Tag Archives: Extinction

Stop the Press!! – Extinction Galore!

Latest Science contains an interesting K/Pg (K/T)-extinction related article.

Renne, P. R., Deino, A. L., Hilgen, F. J., Kuiper, K. F., Mark, D. F., Mitchell, W. S., Morgan, L. E., Mundil, R. & Smit, J., 2013: Time Scales of Critical Events Around the Cretaceous-Paleogene Boundary.
–Science: Vol. 339, #6120, pp. 684-687 [doi: 10.1126/science.1230492]



“Mass extinctions manifest in Earth’s geologic record were turning points in biotic evolution. We present 40Ar/39Ar data that establish synchrony between the Cretaceous-Paleogene boundary and associated mass extinctions with the Chicxulub bolide impact to within 32,000 years. Perturbation of the atmospheric carbon cycle at the boundary likely lasted less than 5000 years, exhibiting a recovery time scale two to three orders of magnitude shorter than that of the major ocean basins. Low-diversity mammalian fauna in the western Williston Basin persisted for as little as 20,000 years after the impact. The Chicxulub impact likely triggered a state shift of ecosystems already under near-critical stress.”

And what happened after:

O’Leary, M. A., Bloch, J. I., Flynn, J. J., Gaudin, T. J., Giallombardo, A., Giannini, N. P., Goldberg, S. L., Kraatz, B. P., Luo, Z.-X., Meng, J., Ni, X., Novacek, M. J., Perini, F. A., Randall, Z. S., Rougier, G. W., Sargis, E. J., Silcox, M. T., Simmons, N. B., Spaulding, M., Velazco, P. M., Weksler, M., Wible, J. R. & Cirranello, A. L., 2013: The Placental Mammal Ancestor and the Post–K-Pg Radiation of Placentals.
–Science: Vol. 339, #6120, pp. 662-667 [doi: 10.1126/science.1229237]
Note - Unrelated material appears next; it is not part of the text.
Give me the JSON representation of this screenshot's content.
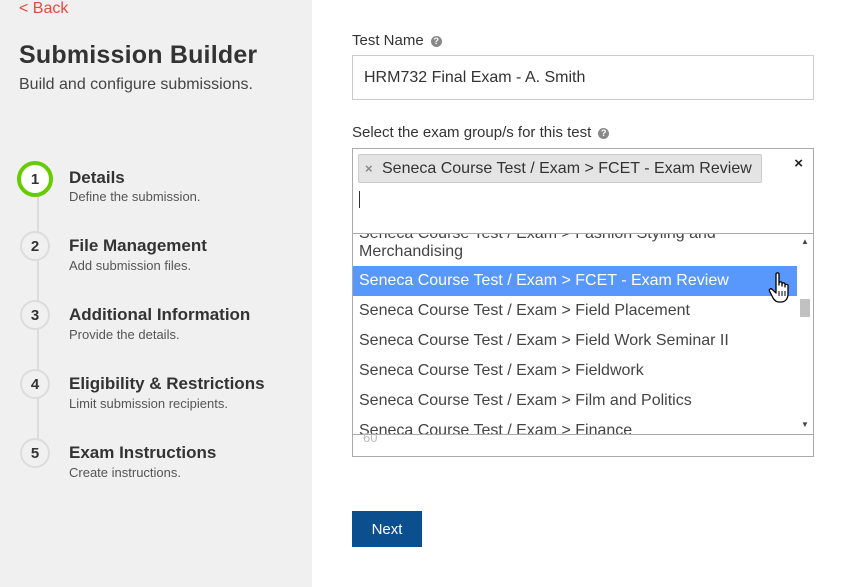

“To discover interordinal relationships of living and fossil placental mammals and the time of origin of placentals relative to the Cretaceous-Paleogene (K-Pg) boundary, we scored 4541 phenomic characters de novo for 86 fossil and living species. Combining these data with molecular sequences, we obtained a phylogenetic tree that, when calibrated with fossils, shows that crown clade Placentalia and placental orders originated after the K-Pg boundary. Many nodes discovered using molecular data are upheld, but phenomic signals overturn molecular signals to show Sundatheria (Dermoptera + Scandentia) as the sister taxon of Primates, a close link between Proboscidea (elephants) and Sirenia (sea cows), and the monophyly of echolocating Chiroptera (bats). Our tree suggests that Placentalia first split into Xenarthra and Epitheria; extinct New World species are the oldest members of Afrotheria.!

DNA reveals Neanderthal extinction clues

Interesting! Shows that we don’t not nearly enough about this stuff yet…

Neanderthals were already on the verge of extinction in Europe by the time modern humans arrived on the scene, a study suggests.


the actual paper:


doi: 10.1093/molbev/mss074

Robust estimates of extinction time in the geological record

The rate at which a once-abundant population declines in density prior to local or global extinction can strongly influence the precision of statistical estimates of extinction time. Here we report the development of a new, robust method of inference which accounts for these potential biases and uncertainties, and test it against known simulated data and dated Pleistocene fossil remains (mammoths, horses and Neanderthals). Our method is a Gaussian-resampled, inverse-weighted McInerny et al. (GRIWM) approach which weights observations inversely according to their temporal distance from the last observation of a species’ confirmed occurrence, and for dates with associated radiometric errors, is able to sample individual dates from an underlying fossilization probability distribution. We show that this leads to less biased estimates of the ‘true’ extinction date. In general, our method provides a flexible tool for hypothesis testing, including inferring the probability that the extinctions of pairs or groups of species overlap, and for more robustly evaluating the relative likelihood of different extinction drivers such as climate perturbation and human exploitation.